GIVEN INFORMATION
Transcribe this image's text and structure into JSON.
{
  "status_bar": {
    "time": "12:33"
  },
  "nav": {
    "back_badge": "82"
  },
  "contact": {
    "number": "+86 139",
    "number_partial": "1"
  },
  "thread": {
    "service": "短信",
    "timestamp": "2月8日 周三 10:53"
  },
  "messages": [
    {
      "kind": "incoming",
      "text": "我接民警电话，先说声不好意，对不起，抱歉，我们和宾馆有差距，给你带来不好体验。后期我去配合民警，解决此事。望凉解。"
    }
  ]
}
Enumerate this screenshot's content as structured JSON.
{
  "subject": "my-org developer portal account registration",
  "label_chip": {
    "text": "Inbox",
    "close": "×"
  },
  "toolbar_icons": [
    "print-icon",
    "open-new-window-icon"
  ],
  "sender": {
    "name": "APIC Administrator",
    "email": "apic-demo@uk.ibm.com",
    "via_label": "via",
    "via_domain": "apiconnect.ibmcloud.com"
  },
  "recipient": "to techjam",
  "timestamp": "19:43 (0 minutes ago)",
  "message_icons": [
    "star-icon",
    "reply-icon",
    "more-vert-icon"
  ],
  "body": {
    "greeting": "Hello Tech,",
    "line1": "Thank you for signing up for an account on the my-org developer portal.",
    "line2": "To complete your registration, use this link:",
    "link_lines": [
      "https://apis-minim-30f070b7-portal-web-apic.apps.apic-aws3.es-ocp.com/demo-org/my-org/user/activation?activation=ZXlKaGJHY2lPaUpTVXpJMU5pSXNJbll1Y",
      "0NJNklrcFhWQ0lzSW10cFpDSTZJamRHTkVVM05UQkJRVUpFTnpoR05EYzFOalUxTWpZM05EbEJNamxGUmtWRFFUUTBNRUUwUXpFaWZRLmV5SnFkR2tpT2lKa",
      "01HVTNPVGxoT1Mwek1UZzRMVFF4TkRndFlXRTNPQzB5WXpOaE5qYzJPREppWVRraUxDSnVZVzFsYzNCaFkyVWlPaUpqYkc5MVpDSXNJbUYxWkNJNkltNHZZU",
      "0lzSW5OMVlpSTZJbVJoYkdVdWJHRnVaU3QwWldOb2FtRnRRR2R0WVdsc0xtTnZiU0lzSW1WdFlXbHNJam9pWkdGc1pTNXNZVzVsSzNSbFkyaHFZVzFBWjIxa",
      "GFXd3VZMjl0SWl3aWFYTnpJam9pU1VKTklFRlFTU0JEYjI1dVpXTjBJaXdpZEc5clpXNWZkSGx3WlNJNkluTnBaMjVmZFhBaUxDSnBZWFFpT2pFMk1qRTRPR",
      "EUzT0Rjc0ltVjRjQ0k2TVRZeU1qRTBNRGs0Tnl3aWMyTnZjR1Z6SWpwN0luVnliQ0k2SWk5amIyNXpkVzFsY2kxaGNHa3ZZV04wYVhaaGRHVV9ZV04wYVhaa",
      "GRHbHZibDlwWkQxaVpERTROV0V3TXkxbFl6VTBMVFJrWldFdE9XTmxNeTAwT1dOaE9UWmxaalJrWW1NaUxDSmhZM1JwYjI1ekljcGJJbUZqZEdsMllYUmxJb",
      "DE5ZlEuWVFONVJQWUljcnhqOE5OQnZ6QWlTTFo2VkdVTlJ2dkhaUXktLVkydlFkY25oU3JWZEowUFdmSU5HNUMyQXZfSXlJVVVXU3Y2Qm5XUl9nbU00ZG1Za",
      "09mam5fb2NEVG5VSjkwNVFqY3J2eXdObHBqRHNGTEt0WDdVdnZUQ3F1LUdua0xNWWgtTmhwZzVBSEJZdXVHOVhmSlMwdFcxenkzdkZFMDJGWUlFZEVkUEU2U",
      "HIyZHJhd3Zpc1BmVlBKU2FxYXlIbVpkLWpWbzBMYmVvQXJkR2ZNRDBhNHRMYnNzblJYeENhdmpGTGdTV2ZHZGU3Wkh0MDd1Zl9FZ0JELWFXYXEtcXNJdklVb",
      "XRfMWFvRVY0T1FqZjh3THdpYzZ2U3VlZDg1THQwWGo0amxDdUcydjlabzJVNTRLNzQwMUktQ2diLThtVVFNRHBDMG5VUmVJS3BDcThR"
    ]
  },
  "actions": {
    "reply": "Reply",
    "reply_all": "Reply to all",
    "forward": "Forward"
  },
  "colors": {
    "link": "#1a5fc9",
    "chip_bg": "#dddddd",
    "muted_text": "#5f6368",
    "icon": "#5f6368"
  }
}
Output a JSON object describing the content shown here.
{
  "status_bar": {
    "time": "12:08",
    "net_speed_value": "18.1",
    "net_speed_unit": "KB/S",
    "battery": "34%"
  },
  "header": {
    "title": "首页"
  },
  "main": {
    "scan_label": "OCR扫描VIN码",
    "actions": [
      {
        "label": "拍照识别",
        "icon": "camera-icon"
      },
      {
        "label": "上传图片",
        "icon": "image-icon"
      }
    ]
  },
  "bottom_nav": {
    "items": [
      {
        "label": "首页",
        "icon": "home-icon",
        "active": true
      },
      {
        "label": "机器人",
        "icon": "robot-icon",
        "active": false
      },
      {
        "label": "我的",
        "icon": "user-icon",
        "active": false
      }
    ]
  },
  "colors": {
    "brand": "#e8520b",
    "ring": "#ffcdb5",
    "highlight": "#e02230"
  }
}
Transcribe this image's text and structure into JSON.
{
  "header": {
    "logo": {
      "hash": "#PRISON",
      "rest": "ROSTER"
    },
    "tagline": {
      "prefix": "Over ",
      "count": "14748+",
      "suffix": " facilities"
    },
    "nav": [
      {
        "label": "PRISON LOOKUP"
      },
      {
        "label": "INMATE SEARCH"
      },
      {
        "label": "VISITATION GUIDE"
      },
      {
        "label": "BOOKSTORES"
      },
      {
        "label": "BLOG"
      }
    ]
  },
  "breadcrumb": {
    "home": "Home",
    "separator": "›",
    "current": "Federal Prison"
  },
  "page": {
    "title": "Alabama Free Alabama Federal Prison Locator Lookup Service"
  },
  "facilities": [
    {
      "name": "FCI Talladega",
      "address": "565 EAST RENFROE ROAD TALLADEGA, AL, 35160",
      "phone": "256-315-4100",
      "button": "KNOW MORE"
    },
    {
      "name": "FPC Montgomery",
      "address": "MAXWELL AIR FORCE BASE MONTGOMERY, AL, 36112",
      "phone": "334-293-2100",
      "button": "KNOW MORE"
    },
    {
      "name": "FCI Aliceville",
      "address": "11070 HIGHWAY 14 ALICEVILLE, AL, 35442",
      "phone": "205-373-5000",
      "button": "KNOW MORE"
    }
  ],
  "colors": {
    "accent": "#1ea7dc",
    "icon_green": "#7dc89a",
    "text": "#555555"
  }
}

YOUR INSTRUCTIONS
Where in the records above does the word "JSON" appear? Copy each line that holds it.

RESULT FOR THIS EXERCISE
Transcribe this image's text and structure into JSON.
Enumerate this screenshot's content as structured JSON.
Output a JSON object describing the content shown here.
Transcribe this image's text and structure into JSON.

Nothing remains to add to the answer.